Temperature dependent effects in bipolar transistors
The temperature dependence of bipolar transistors depends on a multitude of parameters affecting the bipolar transistor characteristics in different ways.
First we will discuss the temperature dependence of the current gain. Since the current gain depends on both the emitter efficiency and base transport factor, we will discuss these separately.
The emitter efficiency depends on the ratio of the carrier density, diffusion constant and width of the emitter and base. As a result, it is not expected to be very temperature dependent. The carrier densities are linked to the doping densities. Barring incomplete ionization, which can be very temperature dependent, the carrier densities are independent of temperature as long as the intrinsic carrier density does not exceed the doping density in either region. The width is very unlikely to be temperature dependent and therefore also the ratio of the emitter and base width. The ratio of the mobility is expected to be somewhat temperature dependent due to the different temperature dependence of the mobility in n-type and p-type material.
The base transport is more likely to be temperature dependent since it depends on the product of the diffusion constant and carrier lifetime. The diffusion constant in turn equals the product of the thermal voltage and the minority carrier mobility in the base. The recombination lifetime depends on the thermal velocity. The result is therefore moderately dependent on temperature. Typically the base transport reduces with temperature, primarily because the mobility and recombination lifetime are reduced with increasing temperature. Occasionally the transport factor initially increases with temperature, but then reduces again.
Breakdown mechanisms in BJTs
The breakdown mechanisms of BJTs are similar to that of p-n junctions. Since the base-collector junction is reversed biased, it is this junction where breakdown typically occurs. Just like for a p-n junction the breakdown mechanism can be due to either avalanche multiplication as well as tunneling. However, the collector doping in power devices tends to be low-doped either to ensure a large enough breakdown voltage – also called blocking voltage – or to provide a high Early voltage. The collector doping in microwave BJTs is typically higher than that of power devices, yet based on the trade-off between having a short transit time through the base-collector depletion region and having a low base-collector capacitance. As a result, one finds that the collector doping density rarely exceeds 1018 cm-3 and tunneling does not occur.

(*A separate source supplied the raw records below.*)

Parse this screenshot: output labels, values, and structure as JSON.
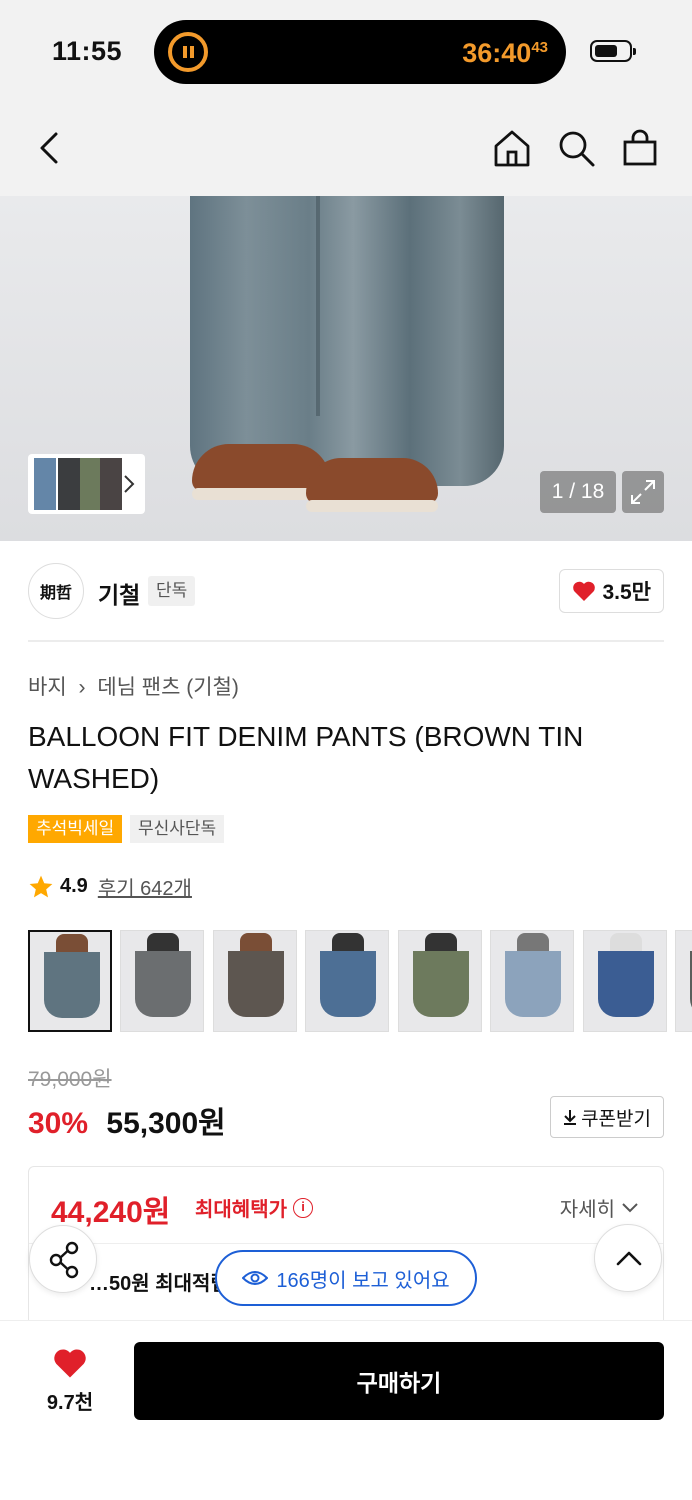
{
  "status_bar": {
    "time": "11:55",
    "timer": "36:40",
    "timer_sup": "43"
  },
  "nav": {
    "back_icon": "chevron-left-icon",
    "home_icon": "home-icon",
    "search_icon": "search-icon",
    "cart_icon": "shopping-bag-icon"
  },
  "gallery": {
    "counter": "1 / 18",
    "expand_icon": "expand-icon"
  },
  "brand": {
    "name": "기철",
    "tag": "단독",
    "logo_text": "期哲",
    "likes": "3.5만"
  },
  "breadcrumb": [
    "바지",
    "데님 팬츠 (기철)"
  ],
  "product": {
    "title": "BALLOON FIT DENIM PANTS (BROWN TIN WASHED)",
    "badges": [
      "추석빅세일",
      "무신사단독"
    ],
    "rating": "4.9",
    "review_label": "후기 642개"
  },
  "colors": {
    "swatches": [
      "#5f7480",
      "#6b6e70",
      "#5d5650",
      "#4d6f95",
      "#6d7a5d",
      "#8ca3bc",
      "#3b5d93",
      "#5a5e5b"
    ],
    "sale_badge": "#ffa800",
    "price_red": "#e0202a",
    "viewers_blue": "#1d5fd6"
  },
  "price": {
    "original": "79,000원",
    "discount": "30%",
    "sale": "55,300원",
    "coupon_label": "쿠폰받기"
  },
  "benefit": {
    "max_price": "44,240원",
    "max_label": "최대혜택가",
    "detail_label": "자세히",
    "points": "…50원 최대적립"
  },
  "floating": {
    "viewers": "166명이 보고 있어요"
  },
  "bottom": {
    "wish_count": "9.7천",
    "buy_label": "구매하기"
  }
}
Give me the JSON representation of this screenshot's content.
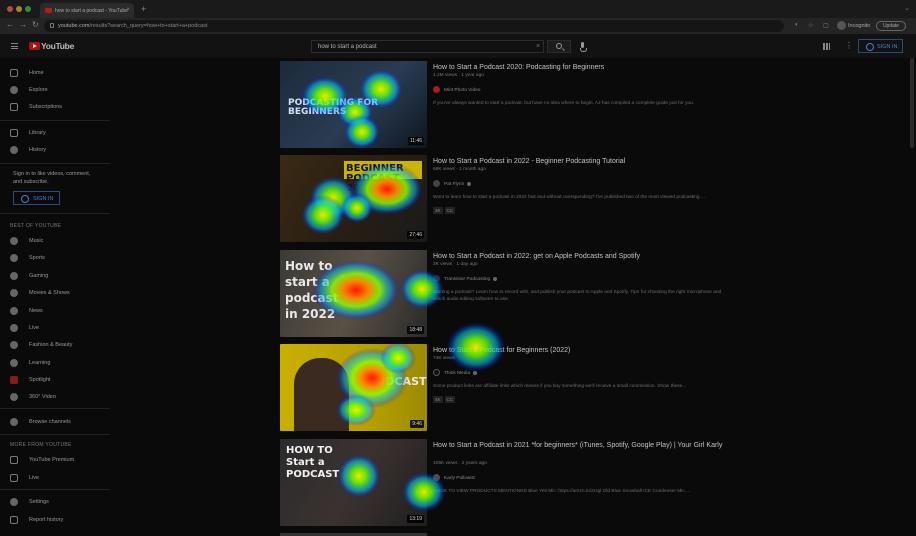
{
  "browser": {
    "tab_title": "how to start a podcast - YouTube",
    "new_tab": "+",
    "tab_close": "×",
    "chevron": "⌄",
    "url_host": "youtube.com",
    "url_path": "/results?search_query=how+to+start+a+podcast",
    "back": "←",
    "forward": "→",
    "reload": "↻",
    "incognito_label": "Incognito",
    "update_label": "Update",
    "traffic_colors": [
      "#ff5f57",
      "#febc2e",
      "#28c840"
    ]
  },
  "header": {
    "logo_text": "YouTube",
    "search_value": "how to start a podcast",
    "signin_label": "SIGN IN",
    "search_clear": "×",
    "more": "⋮"
  },
  "sidebar": {
    "items_top": [
      {
        "label": "Home",
        "icon": "home-icon"
      },
      {
        "label": "Explore",
        "icon": "compass-icon"
      },
      {
        "label": "Subscriptions",
        "icon": "subscriptions-icon"
      }
    ],
    "items_lib": [
      {
        "label": "Library",
        "icon": "library-icon"
      },
      {
        "label": "History",
        "icon": "history-icon"
      }
    ],
    "signin_prompt": "Sign in to like videos, comment, and subscribe.",
    "signin_label": "SIGN IN",
    "best_heading": "BEST OF YOUTUBE",
    "best_items": [
      {
        "label": "Music",
        "icon": "music-icon"
      },
      {
        "label": "Sports",
        "icon": "sports-icon"
      },
      {
        "label": "Gaming",
        "icon": "gaming-icon"
      },
      {
        "label": "Movies & Shows",
        "icon": "movies-icon"
      },
      {
        "label": "News",
        "icon": "news-icon"
      },
      {
        "label": "Live",
        "icon": "live-icon"
      },
      {
        "label": "Fashion & Beauty",
        "icon": "fashion-icon"
      },
      {
        "label": "Learning",
        "icon": "learning-icon"
      },
      {
        "label": "Spotlight",
        "icon": "spotlight-icon"
      },
      {
        "label": "360° Video",
        "icon": "360-video-icon"
      }
    ],
    "browse_channels": "Browse channels",
    "more_heading": "MORE FROM YOUTUBE",
    "more_items": [
      {
        "label": "YouTube Premium",
        "icon": "premium-icon"
      },
      {
        "label": "Live",
        "icon": "live-icon"
      }
    ],
    "settings_items": [
      {
        "label": "Settings",
        "icon": "settings-icon"
      },
      {
        "label": "Report history",
        "icon": "flag-icon"
      }
    ]
  },
  "results": [
    {
      "title": "How to Start a Podcast 2020: Podcasting for Beginners",
      "meta": "1.2M views · 1 year ago",
      "channel": "Mint Photo Video",
      "desc": "If you've always wanted to start a podcast, but have no idea where to begin, AJ has compiled a complete guide just for you.",
      "duration": "11:46",
      "thumb_text": "PODCASTING FOR BEGINNERS",
      "badges": []
    },
    {
      "title": "How to Start a Podcast in 2022 - Beginner Podcasting Tutorial",
      "meta": "68K views · 1 month ago",
      "channel": "Pat Flynn",
      "desc": "Want to learn how to start a podcast in 2022 fast and without overspending? I've published two of the most viewed podcasting ...",
      "duration": "27:46",
      "thumb_text": "BEGINNER PODCAST 2022",
      "badges": [
        "4K",
        "CC"
      ]
    },
    {
      "title": "How to Start a Podcast in 2022: get on Apple Podcasts and Spotify",
      "meta": "2K views · 1 day ago",
      "channel": "Transistor Podcasting",
      "desc": "Starting a podcast? Learn how to record with, and publish your podcast to Apple and Spotify. Tips for choosing the right microphone and which audio editing software to use.",
      "duration": "18:48",
      "thumb_text": "How to start a podcast in 2022",
      "badges": []
    },
    {
      "title": "How to Start a Podcast for Beginners (2022)",
      "meta": "74K views",
      "channel": "Think Media",
      "desc": "Some product links are affiliate links which means if you buy something we'll receive a small commission. Show these...",
      "duration": "9:46",
      "thumb_text": "PODCAST",
      "badges": [
        "4K",
        "CC"
      ]
    },
    {
      "title": "How to Start a Podcast in 2021 *for beginners* (iTunes, Spotify, Google Play) | Your Girl Karly",
      "meta": "105K views · 2 years ago",
      "channel": "Karly Pollowitz",
      "desc": "CLICK TO VIEW PRODUCTS MENTIONED Blue Yeti Mic: https://amzn.to/2IJgl Old Blue Snowball ICE Condenser Mic ...",
      "duration": "13:19",
      "thumb_text": "HOW TO Start a PODCAST",
      "badges": []
    }
  ],
  "colors": {
    "accent_blue": "#4f7fcf",
    "yt_red": "#a31515"
  }
}
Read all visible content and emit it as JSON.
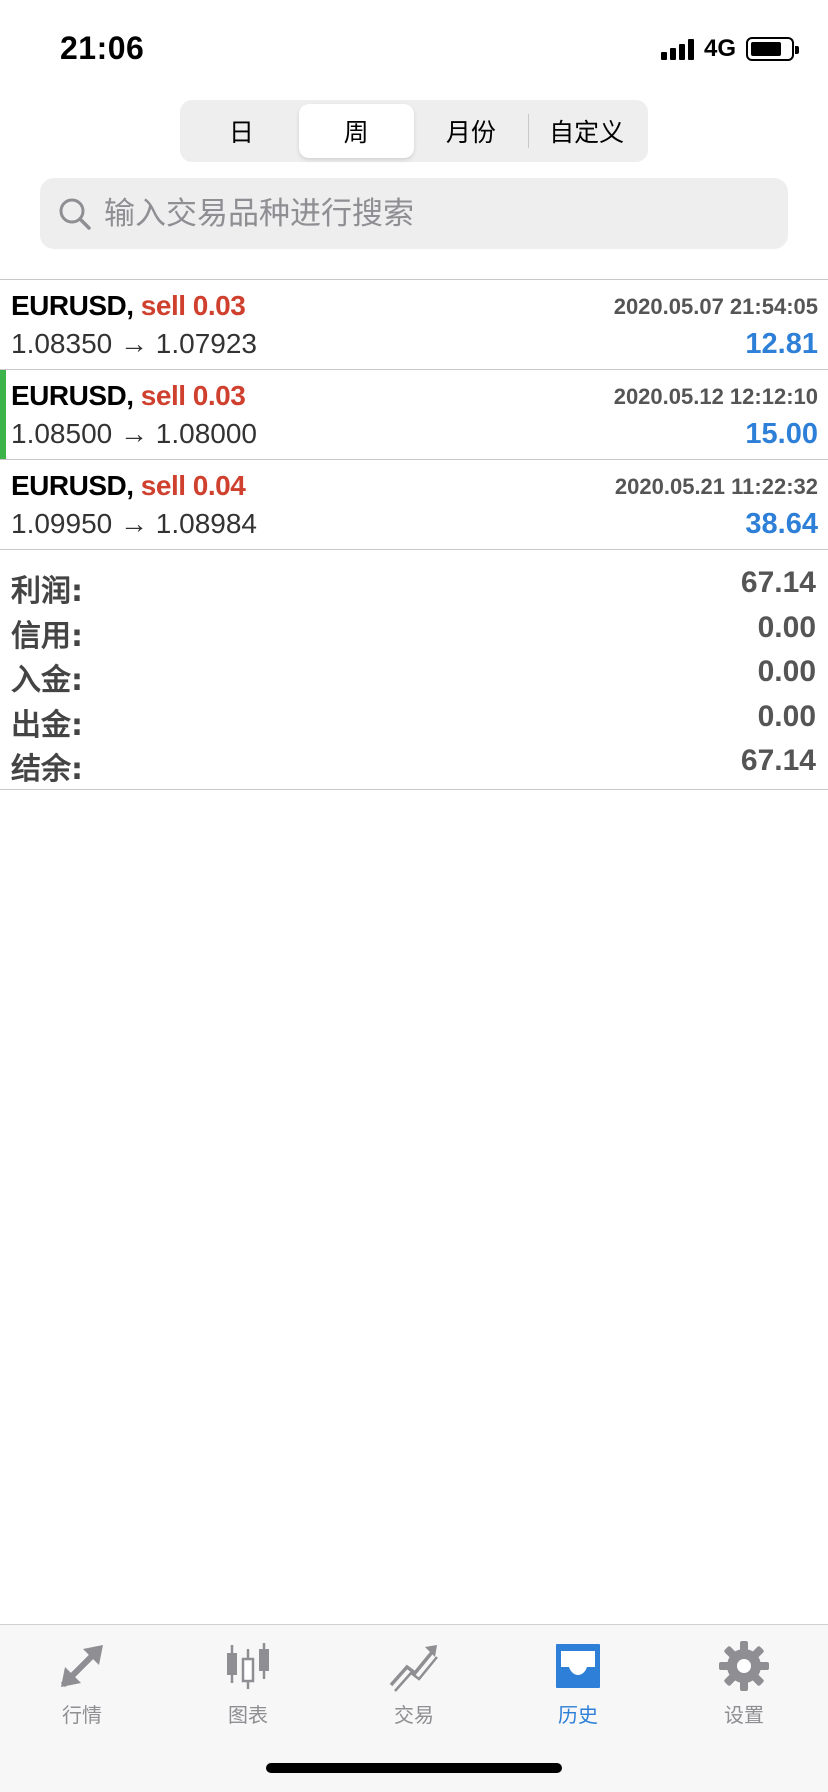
{
  "status_bar": {
    "time": "21:06",
    "network": "4G"
  },
  "period_tabs": [
    {
      "label": "日",
      "active": false
    },
    {
      "label": "周",
      "active": true
    },
    {
      "label": "月份",
      "active": false
    },
    {
      "label": "自定义",
      "active": false
    }
  ],
  "search": {
    "placeholder": "输入交易品种进行搜索"
  },
  "deals": [
    {
      "symbol": "EURUSD,",
      "side": "sell 0.03",
      "time": "2020.05.07 21:54:05",
      "prices": "1.08350 → 1.07923",
      "profit": "12.81"
    },
    {
      "symbol": "EURUSD,",
      "side": "sell 0.03",
      "time": "2020.05.12 12:12:10",
      "prices": "1.08500 → 1.08000",
      "profit": "15.00"
    },
    {
      "symbol": "EURUSD,",
      "side": "sell 0.04",
      "time": "2020.05.21 11:22:32",
      "prices": "1.09950 → 1.08984",
      "profit": "38.64"
    }
  ],
  "summary": [
    {
      "label": "利润:",
      "value": "67.14"
    },
    {
      "label": "信用:",
      "value": "0.00"
    },
    {
      "label": "入金:",
      "value": "0.00"
    },
    {
      "label": "出金:",
      "value": "0.00"
    },
    {
      "label": "结余:",
      "value": "67.14"
    }
  ],
  "tabbar": [
    {
      "label": "行情",
      "icon": "quotes-arrows-icon"
    },
    {
      "label": "图表",
      "icon": "candlestick-chart-icon"
    },
    {
      "label": "交易",
      "icon": "trade-chart-icon"
    },
    {
      "label": "历史",
      "icon": "inbox-history-icon",
      "active": true
    },
    {
      "label": "设置",
      "icon": "gear-icon"
    }
  ],
  "colors": {
    "accent": "#2d7fd7",
    "sell": "#d0402f",
    "highlight": "#3cb44a",
    "inactive": "#8e8e93"
  }
}
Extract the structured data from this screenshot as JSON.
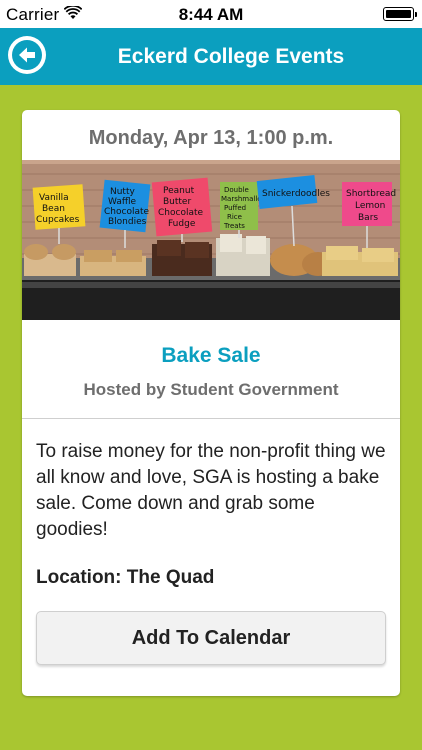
{
  "status_bar": {
    "carrier": "Carrier",
    "time": "8:44 AM"
  },
  "nav": {
    "title": "Eckerd College Events",
    "back_icon": "back-arrow-icon",
    "color": "#0b9fbf"
  },
  "event": {
    "date": "Monday, Apr 13, 1:00 p.m.",
    "title": "Bake Sale",
    "host": "Hosted by Student Government",
    "description": "To raise money for the non-profit thing we all know and love, SGA is hosting a bake sale. Come down and grab some goodies!",
    "location": "Location: The Quad",
    "photo_labels": [
      "Vanilla Bean Cupcakes",
      "Nutty Waffle Chocolate Blondies",
      "Peanut Butter Chocolate Fudge",
      "Double Marshmallow Puffed Rice Treats",
      "Snickerdoodles",
      "Shortbread Lemon Bars"
    ]
  },
  "actions": {
    "add_to_calendar": "Add To Calendar"
  },
  "colors": {
    "background": "#a9c631",
    "accent": "#0b9fbf"
  }
}
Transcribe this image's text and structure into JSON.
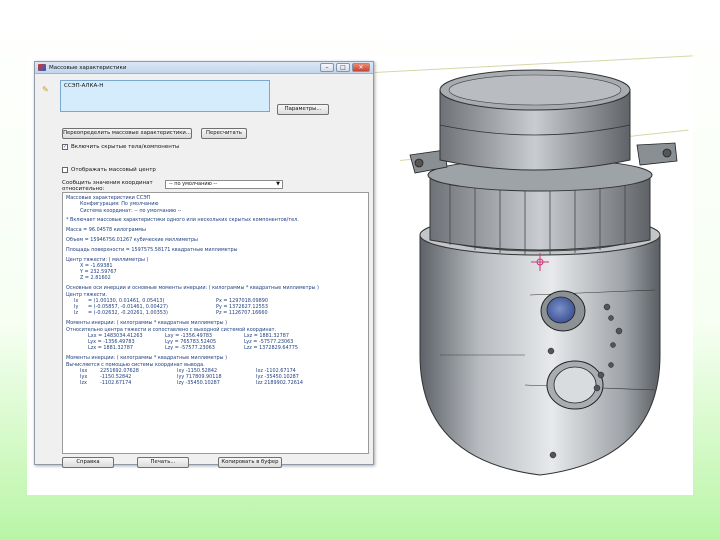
{
  "dialog": {
    "title": "Массовые характеристики",
    "window_buttons": [
      "–",
      "□",
      "✕"
    ],
    "selection_text": "ССЭП-АЛКА-Н",
    "options_button": "Параметры...",
    "recalc_assigned_button": "Переопределить массовые характеристики...",
    "recalc_button": "Пересчитать",
    "include_hidden_label": "Включить скрытые тела/компоненты",
    "include_hidden_checked": true,
    "coord_system_label": "Отображать массовый центр",
    "coord_system_checked": false,
    "report_label": "Сообщить значения координат относительно:",
    "report_value": "-- по умолчанию --",
    "icons": {
      "pencil": "pencil-icon",
      "dropdown": "chevron-down-icon"
    },
    "results": {
      "header": "Массовые характеристики ССЭП",
      "config": "Конфигурация: По умолчанию",
      "coord_sys": "Система координат: -- по умолчанию --",
      "note": "* Включает массовые характеристики одного или нескольких скрытых компонентов/тел.",
      "mass": "Масса = 96.04578 килограммы",
      "volume": "Объем = 15946756.01267 кубические миллиметры",
      "area": "Площадь поверхности = 1597575.58171 квадратные миллиметры",
      "center_header": "Центр тяжести: ( миллиметры )",
      "center": [
        "X = -1.69381",
        "Y = 232.59767",
        "Z = 2.81602"
      ],
      "axes_header": "Основные оси инерции и основные моменты инерции: ( килограммы * квадратные миллиметры )",
      "axes_sub": "Центр тяжести.",
      "axes": [
        [
          "Ix",
          "= (1.00130, 0.01461, 0.05413)",
          "Px = 1297018.09890"
        ],
        [
          "Iy",
          "= (-0.05857, -0.01461, 0.00427)",
          "Py = 1372627.12553"
        ],
        [
          "Iz",
          "= (-0.02632, -0.20261, 1.00353)",
          "Pz = 1126707.16660"
        ]
      ],
      "moments_cg_header": "Моменты инерции: ( килограммы * квадратные миллиметры )",
      "moments_cg_sub": "Относительно центра тяжести и сопоставлено с выходной системой координат.",
      "moments_cg": [
        [
          "Lxx = 1483034.41263",
          "Lxy = -1356.49783",
          "Lxz = 1881.32787"
        ],
        [
          "Lyx = -1356.49783",
          "Lyy = 765783.52405",
          "Lyz = -57577.23063"
        ],
        [
          "Lzx = 1881.32787",
          "Lzy = -57577.23063",
          "Lzz = 1372829.64775"
        ]
      ],
      "moments_out_header": "Моменты инерции: ( килограммы * квадратные миллиметры )",
      "moments_out_sub": "Вычисляется с помощью системы координат вывода.",
      "moments_out": [
        [
          "Ixx",
          "2251692.07628",
          "Ixy",
          "-1150.52842",
          "Ixz",
          "-1102.67174"
        ],
        [
          "Iyx",
          "-1150.52842",
          "Iyy",
          "717809.90118",
          "Iyz",
          "-35450.10287"
        ],
        [
          "Izx",
          "-1102.67174",
          "Izy",
          "-35450.10287",
          "Izz",
          "2189902.72614"
        ]
      ]
    },
    "bottom_buttons": [
      "Справка",
      "Печать...",
      "Копировать в буфер"
    ]
  }
}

Instead, breakdown is dominated by avalanche multiplication. The large electric field in the base-collector depletion region causes carrier multiplication due to impact ionization. Just like in a p-n diode, this breakdown is not destructive. However, the high voltage and rapidly increasing current does cause large heat dissipation in the device, which can cause permanent damage to the semiconductor or the contacts.
The breakdown voltage of a BJT also depends on the chosen circuit configuration: In a common base mode (i.e. operation where the base is grounded and forms the common electrode between the emitter-base input and collector-base output of the device) the breakdown resembles that of a p-n diode. In a common emitter mode (i.e. operation where the emitter is grounded and forms the common electrode between the base-emitter input and the collector-emitter output of the device) the transistor action further influences the I-V characteristics and breakdown voltage. Base width modulation was described in section 5.4.1 to result in an increase in the collector current with increased collector-emitter voltage. In the extreme case of punchthrough where the base is completely depleted, an even larger increase is observed be it nowhere as abrupt as in the case of avalanche breakdown. Avalanche breakdown of the base-collector junction is further influenced by transistor action in common-emitter mode of operation, since the holes generated by impact ionization are pulled back into the base region which results in an additional base current. This additional base current causes an even larger additional flow of electrons through the base and into the collector due to the current gain of the BJT. This larger flow of electrons in the base-collector junction causes an even larger generation of electron-hole pairs.
To further analyze this effect quantitatively we first write the total collector current, IC, in response to an applied base current, IB:
Where the term (M - 1) IC was added to the base current to include the holes generated due to impact ionization. This equation can be rearranged to yield:
The collector current will therefore approach infinity as the denominator approaches zero. From this equation and combining with equation one finds that the common emitter breakdown voltage equals:
The common emitter breakdown voltage as characterized by the open base breakdown voltage, VBCEO, is therefore significantly less than the open emitter breakdown voltage, VBCBO.
Comparison of BJT breakdown in common emitter mode (left curve) versus breakdown in common base mode (right curve) for a BJT with VBCBO = 1000V and b = 100